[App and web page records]
****************************************

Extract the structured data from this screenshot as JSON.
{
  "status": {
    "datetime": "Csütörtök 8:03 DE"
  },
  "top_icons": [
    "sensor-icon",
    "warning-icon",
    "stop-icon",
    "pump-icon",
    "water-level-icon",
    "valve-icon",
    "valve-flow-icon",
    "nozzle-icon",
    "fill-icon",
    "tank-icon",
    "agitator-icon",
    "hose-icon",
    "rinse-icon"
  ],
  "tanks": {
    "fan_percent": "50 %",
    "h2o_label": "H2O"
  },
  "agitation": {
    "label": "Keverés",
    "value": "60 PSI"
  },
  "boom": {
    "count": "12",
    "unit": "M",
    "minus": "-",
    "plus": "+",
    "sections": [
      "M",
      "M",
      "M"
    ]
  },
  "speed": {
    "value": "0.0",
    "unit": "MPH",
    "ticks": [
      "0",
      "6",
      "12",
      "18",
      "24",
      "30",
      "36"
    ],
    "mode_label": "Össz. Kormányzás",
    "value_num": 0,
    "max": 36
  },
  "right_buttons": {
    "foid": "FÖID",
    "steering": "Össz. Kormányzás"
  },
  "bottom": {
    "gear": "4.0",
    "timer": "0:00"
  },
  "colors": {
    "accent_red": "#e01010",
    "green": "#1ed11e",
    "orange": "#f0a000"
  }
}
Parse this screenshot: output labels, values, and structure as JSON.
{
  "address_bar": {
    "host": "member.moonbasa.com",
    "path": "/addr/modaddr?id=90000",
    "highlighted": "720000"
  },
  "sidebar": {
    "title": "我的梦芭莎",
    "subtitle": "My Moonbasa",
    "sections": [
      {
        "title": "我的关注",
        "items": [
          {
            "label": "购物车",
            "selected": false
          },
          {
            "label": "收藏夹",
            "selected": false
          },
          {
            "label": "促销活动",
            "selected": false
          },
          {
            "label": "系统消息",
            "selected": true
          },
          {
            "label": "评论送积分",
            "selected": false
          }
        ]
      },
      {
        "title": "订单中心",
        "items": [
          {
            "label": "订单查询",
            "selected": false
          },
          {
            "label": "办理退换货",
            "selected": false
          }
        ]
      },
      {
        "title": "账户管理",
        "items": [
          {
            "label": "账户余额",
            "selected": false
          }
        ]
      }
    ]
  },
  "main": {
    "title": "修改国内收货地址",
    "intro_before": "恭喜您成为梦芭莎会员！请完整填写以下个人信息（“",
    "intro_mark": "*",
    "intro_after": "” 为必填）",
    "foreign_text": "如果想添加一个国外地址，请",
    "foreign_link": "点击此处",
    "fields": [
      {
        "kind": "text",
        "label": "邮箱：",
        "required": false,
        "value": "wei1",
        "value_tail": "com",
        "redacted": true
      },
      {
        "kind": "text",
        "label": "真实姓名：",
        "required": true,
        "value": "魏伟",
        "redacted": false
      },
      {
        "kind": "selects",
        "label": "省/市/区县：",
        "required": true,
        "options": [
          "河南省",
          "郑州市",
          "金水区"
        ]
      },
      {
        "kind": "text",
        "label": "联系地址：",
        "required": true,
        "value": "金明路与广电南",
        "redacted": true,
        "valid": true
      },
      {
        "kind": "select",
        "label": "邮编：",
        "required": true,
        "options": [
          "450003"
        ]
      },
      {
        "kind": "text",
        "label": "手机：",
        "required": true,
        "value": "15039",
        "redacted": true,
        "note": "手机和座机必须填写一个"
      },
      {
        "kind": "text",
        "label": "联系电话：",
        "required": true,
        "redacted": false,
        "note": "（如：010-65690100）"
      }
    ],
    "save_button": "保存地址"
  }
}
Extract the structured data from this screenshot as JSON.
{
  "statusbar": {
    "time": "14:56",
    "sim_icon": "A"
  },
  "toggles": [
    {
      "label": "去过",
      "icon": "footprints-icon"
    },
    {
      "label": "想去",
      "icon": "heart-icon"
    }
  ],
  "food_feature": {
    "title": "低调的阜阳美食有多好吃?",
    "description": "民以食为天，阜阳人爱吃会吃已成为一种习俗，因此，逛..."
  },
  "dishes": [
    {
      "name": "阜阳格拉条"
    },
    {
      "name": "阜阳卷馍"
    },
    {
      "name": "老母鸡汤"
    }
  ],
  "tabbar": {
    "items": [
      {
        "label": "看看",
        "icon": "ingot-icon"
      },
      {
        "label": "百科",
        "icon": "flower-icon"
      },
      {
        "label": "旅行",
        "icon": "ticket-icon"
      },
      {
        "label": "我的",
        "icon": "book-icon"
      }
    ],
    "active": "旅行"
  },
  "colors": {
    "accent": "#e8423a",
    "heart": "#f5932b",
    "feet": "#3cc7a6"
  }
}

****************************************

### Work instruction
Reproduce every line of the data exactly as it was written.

### Solution for this problem
Extract the structured data from this screenshot as JSON.
{
  "status": {
    "datetime": "Csütörtök 8:03 DE"
  },
  "top_icons": [
    "sensor-icon",
    "warning-icon",
    "stop-icon",
    "pump-icon",
    "water-level-icon",
    "valve-icon",
    "valve-flow-icon",
    "nozzle-icon",
    "fill-icon",
    "tank-icon",
    "agitator-icon",
    "hose-icon",
    "rinse-icon"
  ],
  "tanks": {
    "fan_percent": "50 %",
    "h2o_label": "H2O"
  },
  "agitation": {
    "label": "Keverés",
    "value": "60 PSI"
  },
  "boom": {
    "count": "12",
    "unit": "M",
    "minus": "-",
    "plus": "+",
    "sections": [
      "M",
      "M",
      "M"
    ]
  },
  "speed": {
    "value": "0.0",
    "unit": "MPH",
    "ticks": [
      "0",
      "6",
      "12",
      "18",
      "24",
      "30",
      "36"
    ],
    "mode_label": "Össz. Kormányzás",
    "value_num": 0,
    "max": 36
  },
  "right_buttons": {
    "foid": "FÖID",
    "steering": "Össz. Kormányzás"
  },
  "bottom": {
    "gear": "4.0",
    "timer": "0:00"
  },
  "colors": {
    "accent_red": "#e01010",
    "green": "#1ed11e",
    "orange": "#f0a000"
  }
}
Parse this screenshot: output labels, values, and structure as JSON.
{
  "address_bar": {
    "host": "member.moonbasa.com",
    "path": "/addr/modaddr?id=90000",
    "highlighted": "720000"
  },
  "sidebar": {
    "title": "我的梦芭莎",
    "subtitle": "My Moonbasa",
    "sections": [
      {
        "title": "我的关注",
        "items": [
          {
            "label": "购物车",
            "selected": false
          },
          {
            "label": "收藏夹",
            "selected": false
          },
          {
            "label": "促销活动",
            "selected": false
          },
          {
            "label": "系统消息",
            "selected": true
          },
          {
            "label": "评论送积分",
            "selected": false
          }
        ]
      },
      {
        "title": "订单中心",
        "items": [
          {
            "label": "订单查询",
            "selected": false
          },
          {
            "label": "办理退换货",
            "selected": false
          }
        ]
      },
      {
        "title": "账户管理",
        "items": [
          {
            "label": "账户余额",
            "selected": false
          }
        ]
      }
    ]
  },
  "main": {
    "title": "修改国内收货地址",
    "intro_before": "恭喜您成为梦芭莎会员！请完整填写以下个人信息（“",
    "intro_mark": "*",
    "intro_after": "” 为必填）",
    "foreign_text": "如果想添加一个国外地址，请",
    "foreign_link": "点击此处",
    "fields": [
      {
        "kind": "text",
        "label": "邮箱：",
        "required": false,
        "value": "wei1",
        "value_tail": "com",
        "redacted": true
      },
      {
        "kind": "text",
        "label": "真实姓名：",
        "required": true,
        "value": "魏伟",
        "redacted": false
      },
      {
        "kind": "selects",
        "label": "省/市/区县：",
        "required": true,
        "options": [
          "河南省",
          "郑州市",
          "金水区"
        ]
      },
      {
        "kind": "text",
        "label": "联系地址：",
        "required": true,
        "value": "金明路与广电南",
        "redacted": true,
        "valid": true
      },
      {
        "kind": "select",
        "label": "邮编：",
        "required": true,
        "options": [
          "450003"
        ]
      },
      {
        "kind": "text",
        "label": "手机：",
        "required": true,
        "value": "15039",
        "redacted": true,
        "note": "手机和座机必须填写一个"
      },
      {
        "kind": "text",
        "label": "联系电话：",
        "required": true,
        "redacted": false,
        "note": "（如：010-65690100）"
      }
    ],
    "save_button": "保存地址"
  }
}
Extract the structured data from this screenshot as JSON.
{
  "statusbar": {
    "time": "14:56",
    "sim_icon": "A"
  },
  "toggles": [
    {
      "label": "去过",
      "icon": "footprints-icon"
    },
    {
      "label": "想去",
      "icon": "heart-icon"
    }
  ],
  "food_feature": {
    "title": "低调的阜阳美食有多好吃?",
    "description": "民以食为天，阜阳人爱吃会吃已成为一种习俗，因此，逛..."
  },
  "dishes": [
    {
      "name": "阜阳格拉条"
    },
    {
      "name": "阜阳卷馍"
    },
    {
      "name": "老母鸡汤"
    }
  ],
  "tabbar": {
    "items": [
      {
        "label": "看看",
        "icon": "ingot-icon"
      },
      {
        "label": "百科",
        "icon": "flower-icon"
      },
      {
        "label": "旅行",
        "icon": "ticket-icon"
      },
      {
        "label": "我的",
        "icon": "book-icon"
      }
    ],
    "active": "旅行"
  },
  "colors": {
    "accent": "#e8423a",
    "heart": "#f5932b",
    "feet": "#3cc7a6"
  }
}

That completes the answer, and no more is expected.